Many countries have dedicated to the mitigation of air pollution in the past several decades. However, evidence of beneficial effects of air quality improvement on chronic kidney disease (CKD) remains limited. We thus investigated the effects of dynamic changes (including deterioration and improvement) in air quality on the incidence of CKD in a longitudinal study in Taiwan. During 2001-2016, this study recruited a total of 163,197 Taiwanese residents who received at least two standard physical examinations. The level of fine particle matter (PM2.5) was estimated using a high-resolution (1 km2) satellite-based spatio-temporal model. We defined changes of PM2.5 concentrations (ΔPM2.5) as the difference between the two-year average measurements during follow-up and during the immediately preceding visit. The time-dependent Cox regression model was adopted to evaluate the relationships between ΔPM2.5 and the incidence of CKD after adjusting for a series of covariates. The concentrations of PM2.5 in Taiwan peaked around 2004 and began to decrease since 2005. We observed an approximate linear concentration-response relationship of ΔPM2.5 with CKD incidence. Every 5 μg/m3 decrease in the ambient concentration of PM2.5 was associated with a 25% reduced risk of CKD development [hazard ratio (HR): 0.75; 95% CI: 0.73, 0.78]. In conclusion, this study demonstrated that the improvement of PM2.5 air quality might be associated with a lower risk of CKD development. Our findings indicate that reducing air pollution may effectively prevent the development of CKD.

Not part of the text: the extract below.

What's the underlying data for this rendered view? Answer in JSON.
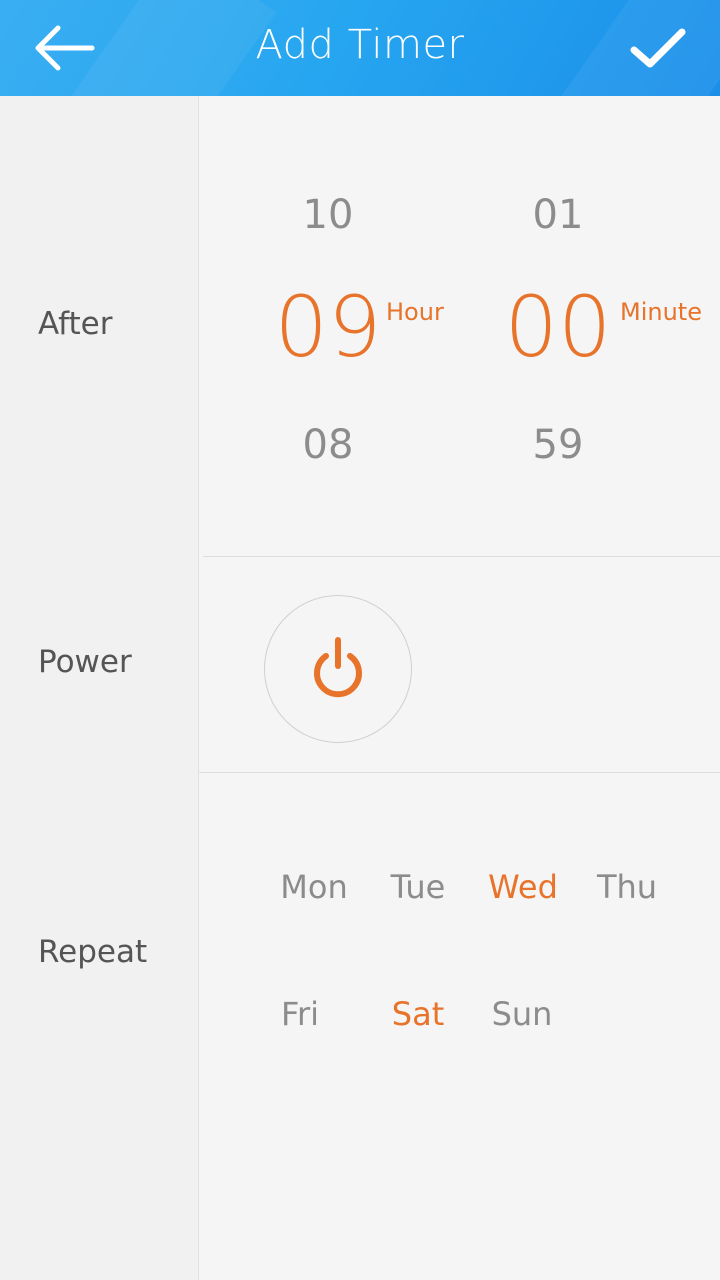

© 2021 American Chemical Society.

Research Area(s)

  • air quality improvement, chronic kidney disease, particulate matter, Taiwan

Bibliographic Note

Publisher Copyright: © 2021 American Chemical Society.

Citation Format(s)

Reduced Ambient PM2.5 Was Associated with a Decreased Risk of Chronic Kidney Disease: A Longitudinal Cohort Study. / Bo, Yacong; Brook, Jeffery Robert; Lin, Changqing et al.
In: Environmental Science and Technology, Vol. 55, No. 10, 18.05.2021, p. 6876-6883.

Research output: Journal Publications and ReviewsRGC 21 - Publication in refereed journalpeer-review